If you go to the grocery store today, you’ll see several good grades, but only some will be better. When selecting a choice grade, size, marbling, and thickness are all important factors.
The popularity of this grade in competitions speaks volumes about its quality. Nonetheless, experts advise injecting the barbecue brisket to keep it moist during the smoking process.
This is the second-lowest grade of brisket I’ve seen. Lower grades, such as standard, cutter, and so on, contain the least fat and are firmer. If possible, refrain from using these in competitions commonly found in supermarkets.
The lower the fat content, the firmer the meat. If you’re hosting a dinner party, brine the brisket first to ensure tender and moist meat. However, if you compete, you should avoid this grade.
Otherwise, you risk cooking dry meat.
Wagyu is derived from a Japanese breed of cow and is graded differently. It is also known as American Kobe Beef, and the USDA does not grade it.
Kobe Wagyu cattle produce a heavily marbled brisket. However, one significant disadvantage is the cost. For starters, it is significantly more expensive than other briskets. Second, you often must pay a significant amount for shipping if you are still looking for it locally.
However, because it is so flavorful and tender, this Japanese beef is frequently graded higher than Prime brisket.
Nonetheless, because the USDA does not grade it, this grading may lack credibility as Prime. Furthermore, Wagyu brisket is unpopular among judges and difficult to prepare. As a result, more people prefer prime briskets.
Certified Angus Beef
Certified Angus Beef contains more marbling and has an exceptionally tender, juicy flavor. This brand name is only used for USDA Prime beef and top grades of USDA Choice beef.
Different Parts Of Brisket
When you open your store-bought packer, you’ll notice various brisket parts.
Your brisket’s point cut is small, rounded, and a few inches thick.
This part is made of pectoralis superficial muscles and overlaps the flat cut. The deckle is a thick connective tissue that separates point cut and flat cut.
This part, in particular, has a higher fat content and cooks up quite juicy. It is challenging to cook evenly because the thickness varies from a half-inch to a few inches.
The deckle is the large swirl of cartilage and fat that divides the pointcuts and flat, and it’s easy to see in an untrimmed brisket.
Trim this section away to ensure your brisket lies flattered on the smoker. It will ensure that your brisket cooks evenly. Furthermore, you can easily separate the cuts at the end of smoking.
Fortunately, most packer briskets sold in the United States are deckle-free, so you won’t need to trim them. However, if you come across one with a deckle, remember to trim it.
Brisket Flat Cut

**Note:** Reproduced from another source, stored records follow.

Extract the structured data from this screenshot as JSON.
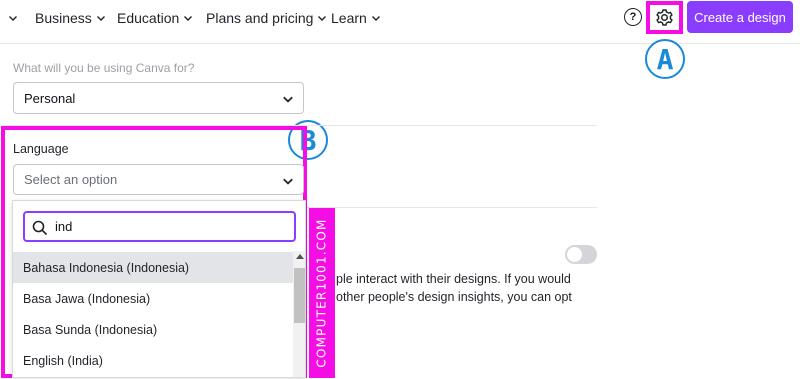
{
  "nav": {
    "items": [
      {
        "label": ""
      },
      {
        "label": "Business"
      },
      {
        "label": "Education"
      },
      {
        "label": "Plans and pricing"
      },
      {
        "label": "Learn"
      }
    ],
    "help_glyph": "?",
    "settings_icon": "gear-icon",
    "create_button": "Create a design"
  },
  "callouts": {
    "a": "A",
    "b": "B"
  },
  "usage": {
    "label": "What will you be using Canva for?",
    "value": "Personal"
  },
  "language": {
    "label": "Language",
    "placeholder": "Select an option",
    "search_value": "ind",
    "options": [
      "Bahasa Indonesia (Indonesia)",
      "Basa Jawa (Indonesia)",
      "Basa Sunda (Indonesia)",
      "English (India)"
    ],
    "highlighted_index": 0
  },
  "insights": {
    "line1": "ple interact with their designs. If you would",
    "line2": "other people's design insights, you can opt",
    "toggle_on": false
  },
  "watermark": "COMPUTER1001.COM",
  "colors": {
    "accent": "#8b3dff",
    "highlight": "#f40ee5",
    "callout": "#1a8ad6"
  }
}
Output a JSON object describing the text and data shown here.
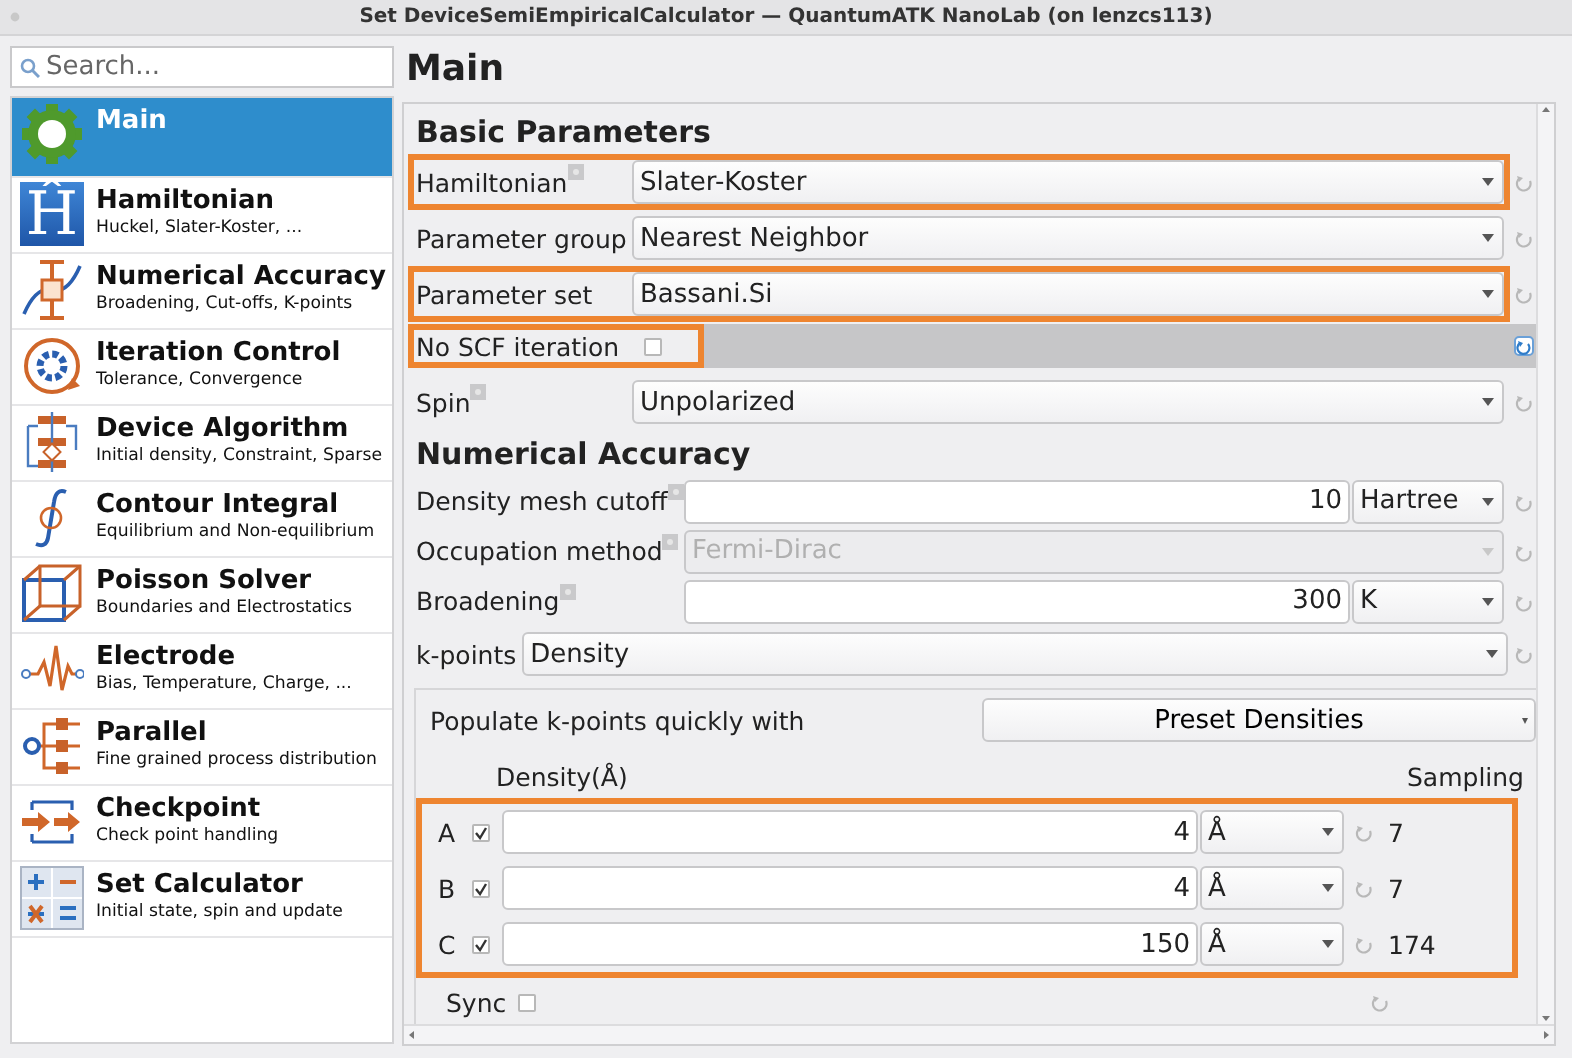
{
  "window": {
    "title": "Set DeviceSemiEmpiricalCalculator — QuantumATK NanoLab (on lenzcs113)"
  },
  "sidebar": {
    "search": {
      "placeholder": "Search..."
    },
    "items": [
      {
        "title": "Main",
        "selected": true
      },
      {
        "title": "Hamiltonian",
        "subtitle": "Huckel, Slater-Koster, ...",
        "selected": false,
        "icon_text": "Ĥ"
      },
      {
        "title": "Numerical Accuracy",
        "subtitle": "Broadening, Cut-offs, K-points",
        "selected": false
      },
      {
        "title": "Iteration Control",
        "subtitle": "Tolerance, Convergence",
        "selected": false
      },
      {
        "title": "Device Algorithm",
        "subtitle": "Initial density, Constraint, Sparse",
        "selected": false
      },
      {
        "title": "Contour Integral",
        "subtitle": "Equilibrium and Non-equilibrium",
        "selected": false
      },
      {
        "title": "Poisson Solver",
        "subtitle": "Boundaries and Electrostatics",
        "selected": false
      },
      {
        "title": "Electrode",
        "subtitle": "Bias, Temperature, Charge, ...",
        "selected": false
      },
      {
        "title": "Parallel",
        "subtitle": "Fine grained process distribution",
        "selected": false
      },
      {
        "title": "Checkpoint",
        "subtitle": "Check point handling",
        "selected": false
      },
      {
        "title": "Set Calculator",
        "subtitle": "Initial state, spin  and update",
        "selected": false
      }
    ]
  },
  "page_title": "Main",
  "sections": [
    {
      "title": "Basic Parameters",
      "rows": [
        {
          "kind": "combo",
          "label": "Hamiltonian",
          "value": "Slater-Koster",
          "help": true,
          "highlighted": true,
          "disabled": false
        },
        {
          "kind": "combo",
          "label": "Parameter group",
          "value": "Nearest Neighbor",
          "help": false,
          "highlighted": false,
          "disabled": false
        },
        {
          "kind": "combo",
          "label": "Parameter set",
          "value": "Bassani.Si",
          "help": false,
          "highlighted": true,
          "disabled": false
        },
        {
          "kind": "checkbox",
          "label": "No SCF iteration",
          "checked": false,
          "help": false,
          "highlighted": true
        },
        {
          "kind": "combo",
          "label": "Spin",
          "value": "Unpolarized",
          "help": true,
          "highlighted": false,
          "disabled": false
        }
      ]
    },
    {
      "title": "Numerical Accuracy",
      "rows": [
        {
          "kind": "quantity",
          "label": "Density mesh cutoff",
          "value": "10",
          "unit": "Hartree",
          "help": true,
          "highlighted": false
        },
        {
          "kind": "combo",
          "label": "Occupation method",
          "value": "Fermi-Dirac",
          "help": true,
          "highlighted": false,
          "disabled": true
        },
        {
          "kind": "quantity",
          "label": "Broadening",
          "value": "300",
          "unit": "K",
          "help": true,
          "highlighted": false
        }
      ],
      "kpoints": {
        "label": "k-points",
        "value": "Density",
        "populate_label": "Populate k-points quickly with",
        "preset_button": "Preset Densities",
        "density_header": "Density(Å)",
        "sampling_header": "Sampling",
        "highlighted": true,
        "axes": [
          {
            "name": "A",
            "checked": true,
            "value": "4",
            "unit": "Å",
            "sampling": "7"
          },
          {
            "name": "B",
            "checked": true,
            "value": "4",
            "unit": "Å",
            "sampling": "7"
          },
          {
            "name": "C",
            "checked": true,
            "value": "150",
            "unit": "Å",
            "sampling": "174"
          }
        ],
        "sync": {
          "label": "Sync",
          "checked": false
        }
      }
    }
  ]
}
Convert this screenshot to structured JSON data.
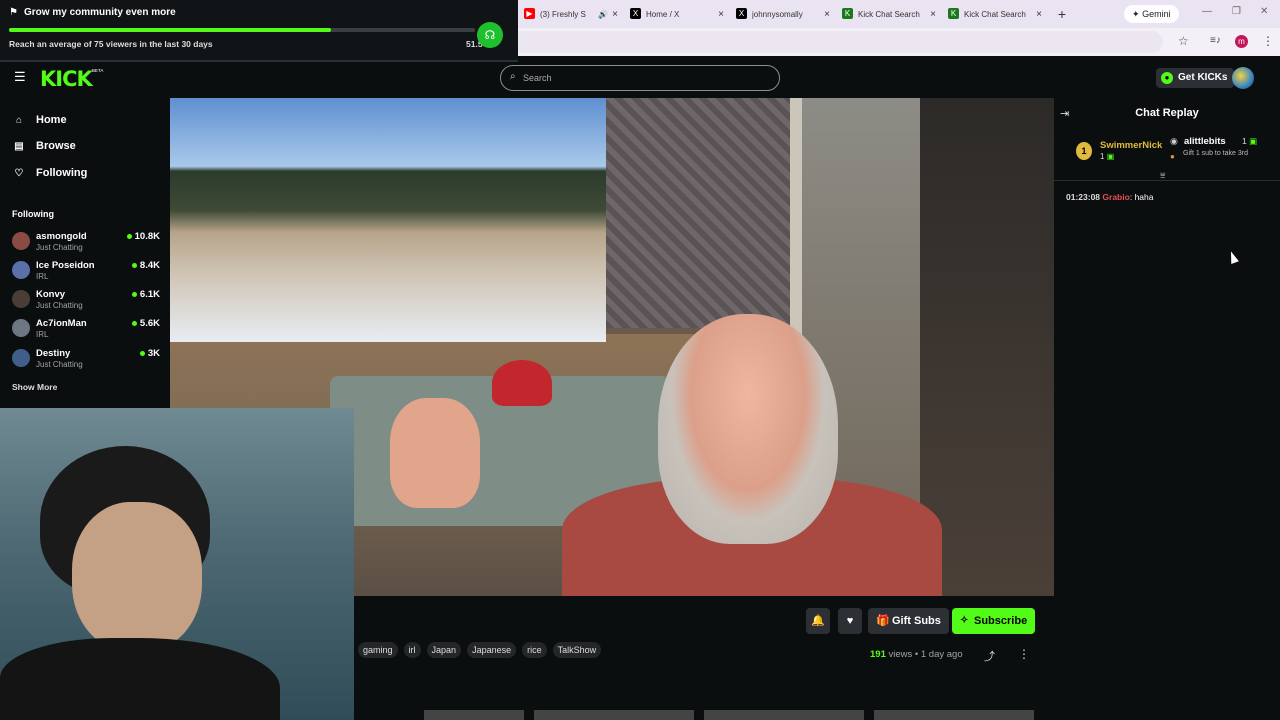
{
  "goal": {
    "title": "Grow my community even more",
    "subtitle": "Reach an average of 75 viewers in the last 30 days",
    "value": "51.5",
    "progress": 0.69,
    "icon": "flag-icon",
    "badge_icon": "headset-icon"
  },
  "browser": {
    "tabs": [
      {
        "title": "(3) Freshly S",
        "icon": "youtube-icon",
        "icon_color": "#ff0000",
        "audio": true
      },
      {
        "title": "Home / X",
        "icon": "x-icon",
        "icon_color": "#000000"
      },
      {
        "title": "johnnysomally",
        "icon": "x-icon",
        "icon_color": "#000000"
      },
      {
        "title": "Kick Chat Search",
        "icon": "kick-icon",
        "icon_color": "#53fc18"
      },
      {
        "title": "Kick Chat Search",
        "icon": "kick-icon",
        "icon_color": "#53fc18"
      }
    ],
    "new_tab": "+",
    "gemini_label": "Gemini",
    "profile_initial": "m"
  },
  "header": {
    "logo": "KICK",
    "logo_sup": "BETA",
    "search_placeholder": "Search",
    "get_kicks": "Get KICKs"
  },
  "sidebar": {
    "nav": [
      {
        "label": "Home",
        "icon": "home-icon"
      },
      {
        "label": "Browse",
        "icon": "browse-icon"
      },
      {
        "label": "Following",
        "icon": "heart-icon"
      }
    ],
    "following_title": "Following",
    "channels": [
      {
        "name": "asmongold",
        "category": "Just Chatting",
        "viewers": "10.8K",
        "avatar_color": "#8a4b44"
      },
      {
        "name": "Ice Poseidon",
        "category": "IRL",
        "viewers": "8.4K",
        "avatar_color": "#5b6fa8"
      },
      {
        "name": "Konvy",
        "category": "Just Chatting",
        "viewers": "6.1K",
        "avatar_color": "#4a3d36"
      },
      {
        "name": "Ac7ionMan",
        "category": "IRL",
        "viewers": "5.6K",
        "avatar_color": "#6d7784"
      },
      {
        "name": "Destiny",
        "category": "Just Chatting",
        "viewers": "3K",
        "avatar_color": "#3f5e8c"
      }
    ],
    "show_more": "Show More"
  },
  "video_actions": {
    "gift_subs": "Gift Subs",
    "subscribe": "Subscribe",
    "tags": [
      "gaming",
      "irl",
      "Japan",
      "Japanese",
      "rice",
      "TalkShow"
    ],
    "views_count": "191",
    "views_label": "views",
    "separator": "•",
    "age": "1 day ago"
  },
  "chat": {
    "title": "Chat Replay",
    "leaderboard": {
      "rank": "1",
      "name": "SwimmerNick",
      "count": "1"
    },
    "pinned": {
      "name": "alittlebits",
      "count": "1",
      "message": "Gift 1 sub to take 3rd"
    },
    "messages": [
      {
        "time": "01:23:08",
        "user": "Grabio",
        "separator": ":",
        "text": "haha"
      }
    ]
  }
}
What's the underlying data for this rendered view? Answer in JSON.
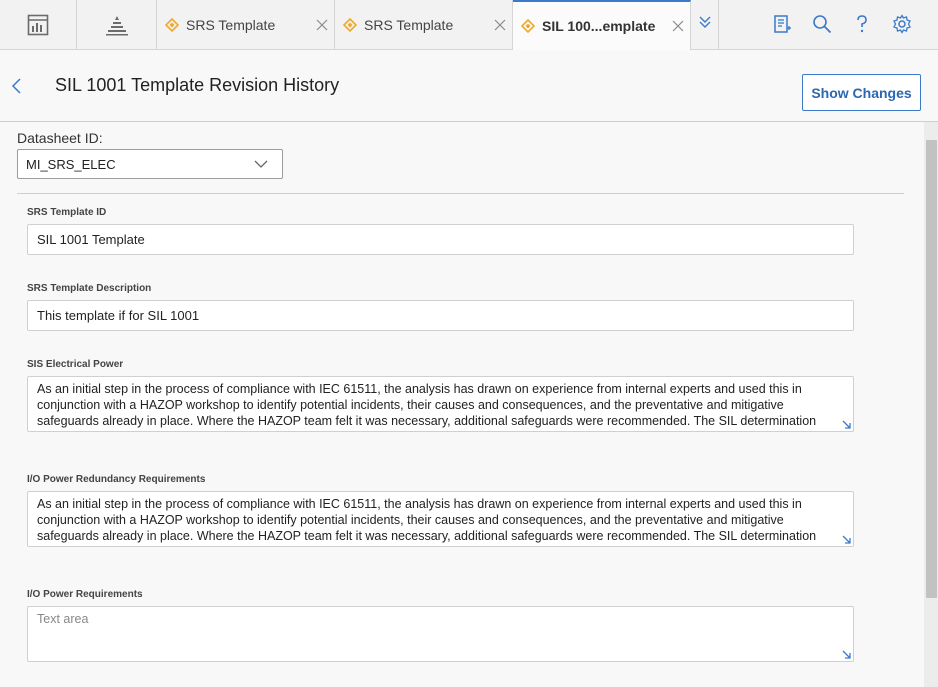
{
  "topbar": {
    "tabs": [
      {
        "label": "SRS Template",
        "active": false
      },
      {
        "label": "SRS Template",
        "active": false
      },
      {
        "label": "SIL 100...emplate",
        "active": true
      }
    ],
    "icons": [
      "dashboard-icon",
      "hierarchy-icon",
      "overflow-chevron-icon",
      "notes-icon",
      "search-icon",
      "help-icon",
      "settings-icon"
    ]
  },
  "header": {
    "title": "SIL 1001 Template Revision History",
    "show_changes_label": "Show Changes"
  },
  "datasheet": {
    "label": "Datasheet ID:",
    "value": "MI_SRS_ELEC"
  },
  "fields": {
    "template_id": {
      "label": "SRS Template ID",
      "value": "SIL 1001 Template"
    },
    "template_description": {
      "label": "SRS Template Description",
      "value": "This template if for SIL 1001"
    },
    "sis_power": {
      "label": "SIS Electrical Power",
      "value": "As an initial step in the process of compliance with IEC 61511, the analysis has drawn on experience from internal experts and used this in conjunction with a HAZOP workshop to identify potential incidents, their causes and consequences, and the preventative and mitigative safeguards already in place. Where the HAZOP team felt it was necessary, additional safeguards were recommended.  The SIL determination workshop used the results of the HAZOP to determine the safety integrity level of the safety functions."
    },
    "io_redundancy": {
      "label": "I/O Power Redundancy Requirements",
      "value": "As an initial step in the process of compliance with IEC 61511, the analysis has drawn on experience from internal experts and used this in conjunction with a HAZOP workshop to identify potential incidents, their causes and consequences, and the preventative and mitigative safeguards already in place. Where the HAZOP team felt it was necessary, additional safeguards were recommended.  The SIL determination workshop used the results of the HAZOP to determine the safety integrity level of the safety functions."
    },
    "io_power": {
      "label": "I/O Power Requirements",
      "placeholder": "Text area"
    }
  },
  "colors": {
    "accent": "#3a7ac9",
    "tab_diamond": "#f0a92c"
  }
}
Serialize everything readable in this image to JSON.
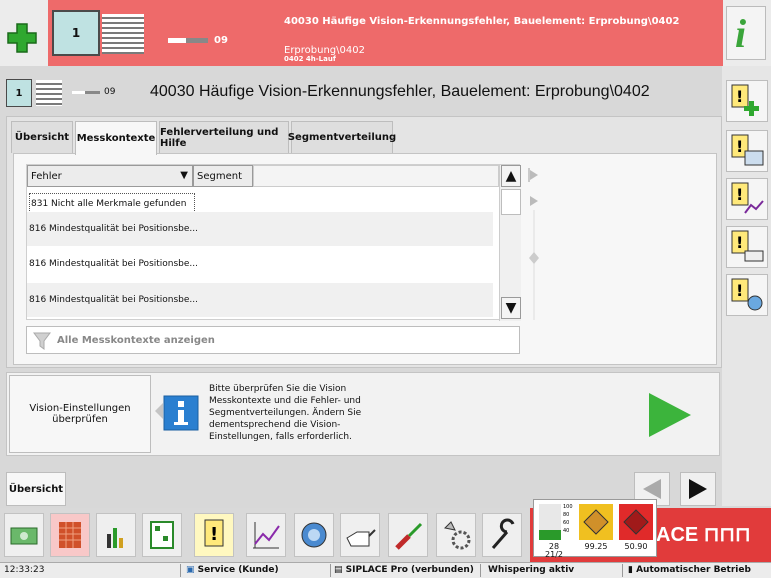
{
  "header": {
    "counter": "1",
    "progress_value": "09",
    "progress_fraction": 0.45,
    "alarm_title": "40030 Häufige Vision-Erkennungsfehler, Bauelement: Erprobung\\0402",
    "alarm_line2": "Erprobung\\0402",
    "alarm_line3": "0402 4h-Lauf",
    "alarm_color": "#ee6a6a"
  },
  "page": {
    "counter": "1",
    "progress_value": "09",
    "title": "40030 Häufige Vision-Erkennungsfehler, Bauelement: Erprobung\\0402"
  },
  "tabs": [
    {
      "label": "Übersicht"
    },
    {
      "label": "Messkontexte"
    },
    {
      "label": "Fehlerverteilung und Hilfe"
    },
    {
      "label": "Segmentverteilung"
    }
  ],
  "table": {
    "columns": [
      "Fehler",
      "Segment"
    ],
    "rows": [
      {
        "fehler": "831 Nicht alle Merkmale gefunden",
        "segment": ""
      },
      {
        "fehler": "816 Mindestqualität bei Positionsbe...",
        "segment": ""
      },
      {
        "fehler": "816 Mindestqualität bei Positionsbe...",
        "segment": ""
      },
      {
        "fehler": "816 Mindestqualität bei Positionsbe...",
        "segment": ""
      }
    ]
  },
  "filter": {
    "label": "Alle Messkontexte anzeigen"
  },
  "advice": {
    "button_label": "Vision-Einstellungen überprüfen",
    "text": "Bitte überprüfen Sie die Vision Messkontexte und die Fehler- und Segmentverteilungen. Ändern Sie dementsprechend die Vision-Einstellungen, falls erforderlich."
  },
  "nav": {
    "overview_label": "Übersicht"
  },
  "gauges": [
    {
      "value": "28",
      "sub": "21/2",
      "ticks": [
        "100",
        "80",
        "60",
        "40",
        "20"
      ]
    },
    {
      "value": "99.25",
      "sub": "",
      "ticks": [
        "100",
        "80",
        "60",
        "40",
        "20"
      ]
    },
    {
      "value": "50.90",
      "sub": "",
      "ticks": [
        "100",
        "80",
        "60",
        "40",
        "20"
      ]
    }
  ],
  "brand": {
    "logo_text": "ACE  ⊓⊓⊓",
    "color": "#e13b3b"
  },
  "status_bar": {
    "time": "12:33:23",
    "service": "Service (Kunde)",
    "connection": "SIPLACE Pro (verbunden)",
    "whispering": "Whispering aktiv",
    "mode": "Automatischer Betrieb"
  },
  "colors": {
    "accent_green": "#3cb43c",
    "counter_bg": "#bfe2e2",
    "info_blue": "#2a7fd0"
  }
}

A flat cut is one end of the brisket with a more even square edge and thinner and flatter than the other.
The pectoralis profundi, or deep pectoral muscle, is used to create the flat cut, and it is one of the most common cuts found in the meat department.
This cut is larger than the point cut and accounts for most brisket. It is a popular choice among most cooks because it cooks quickly.
Furthermore, you can easily cut out decent slices.
Because the flat cut is flatter and thinner than other parts, it reaches the required internal temperature faster. On the downside, the cut is prone to overcooking. You may overcook it because it has less fat and is leaner. However, it will keep the piece moist if it comes with a good fat cap.
The fat cap is the thick layer of fat on one side of the brisket, and it is about an inch thick and extends from the point to the flat cut of the piece.
It is made up of both soft and hard fat. The only difference is that soft fat will melt during cooking while hard fat will not.
Because both types of fat promote moistness, they should not be cooked together. Instead, trim the fat cap to between 1/4 and 1/8 inch and remove any excess hard fat at the cut.
This thickness will keep your brisket tender and moist while smoking.
For someone who loves brisket, use Prime Grade or Choice Grade briskets. You can use select, but you must be careful in preparing and smoking it. Wagyu, on the other hand, is a pricey meat that tastes better on steak than on smoked briskets.